As the data is transferred from the Link Layer device to the PHY, the
data is stored in an input queue. The queue acts as a storage buffer
and holds incoming data until it is needed by the device. Since the
frame size can be up to 1500 bytes and the device does not begin removing
data from the queue until a whole frame is available, the input queue must
be at least 1500 bytes wide. To allow for some extra room, the length of
the queue was chosen to be 1600 bytes. This allows for at least one frame
and the beginning of the next one.
The basic functionality of the input queue is to store incoming data until
a whole frame is present. The system can then begin removing the data to
process it. Since the interface is clocked at 104 MHz and the bus width
is 4 bytes, we have an incoming rate of 3228 Mbps. There is no way that
data will be removed from the queue at this rate, so an alarm is used to
ensure there is no overflow of the queue.
Since the removal of data from the queue depends on whether or not
complete frames are available, we must somehow keep track of where the
ends of the frames are located. This is accomplished with the use of a
flag queue. The flag queue is a 1600 bit queue, that is 1 bit for each
byte in the input queue. When the end of a packet is reached, the
corresponding bit in the flag queue is set to one. As data is shifted
out of the input queue, so are the bits in the flag queue. If an external
module needs to find out if an end of packet exists, it just looks to
see if the flag queue is zero. If it is, there is not a complete frame.
The input queue is actually a version of the generic queue, which is used

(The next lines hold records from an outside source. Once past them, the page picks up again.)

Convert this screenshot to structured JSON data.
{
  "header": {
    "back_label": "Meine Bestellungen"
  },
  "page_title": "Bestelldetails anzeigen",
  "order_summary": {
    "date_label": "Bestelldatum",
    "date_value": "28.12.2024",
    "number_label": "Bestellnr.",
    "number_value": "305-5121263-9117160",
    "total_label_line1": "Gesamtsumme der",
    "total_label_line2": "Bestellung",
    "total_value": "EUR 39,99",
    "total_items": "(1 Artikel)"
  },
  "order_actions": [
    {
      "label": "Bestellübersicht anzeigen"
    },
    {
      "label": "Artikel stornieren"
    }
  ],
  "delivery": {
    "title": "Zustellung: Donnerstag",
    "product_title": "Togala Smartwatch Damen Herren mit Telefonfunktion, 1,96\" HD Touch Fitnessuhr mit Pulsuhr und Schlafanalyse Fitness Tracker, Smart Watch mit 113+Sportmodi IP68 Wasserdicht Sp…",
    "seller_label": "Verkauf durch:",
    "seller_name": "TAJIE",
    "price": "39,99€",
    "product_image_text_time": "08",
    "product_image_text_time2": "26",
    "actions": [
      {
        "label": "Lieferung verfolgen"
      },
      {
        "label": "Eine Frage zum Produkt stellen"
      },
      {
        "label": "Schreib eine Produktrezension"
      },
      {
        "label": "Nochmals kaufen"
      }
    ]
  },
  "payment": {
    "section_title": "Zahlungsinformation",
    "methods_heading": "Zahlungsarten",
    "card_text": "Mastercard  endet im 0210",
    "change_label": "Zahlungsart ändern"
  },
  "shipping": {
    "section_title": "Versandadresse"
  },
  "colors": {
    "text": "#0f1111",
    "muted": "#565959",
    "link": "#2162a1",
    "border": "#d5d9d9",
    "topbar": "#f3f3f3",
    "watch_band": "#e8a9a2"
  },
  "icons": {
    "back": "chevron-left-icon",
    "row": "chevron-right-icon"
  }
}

as a base for all queues in the system. For a description of the
overflow alarm and more information on the queue, see the
Generic Queue section.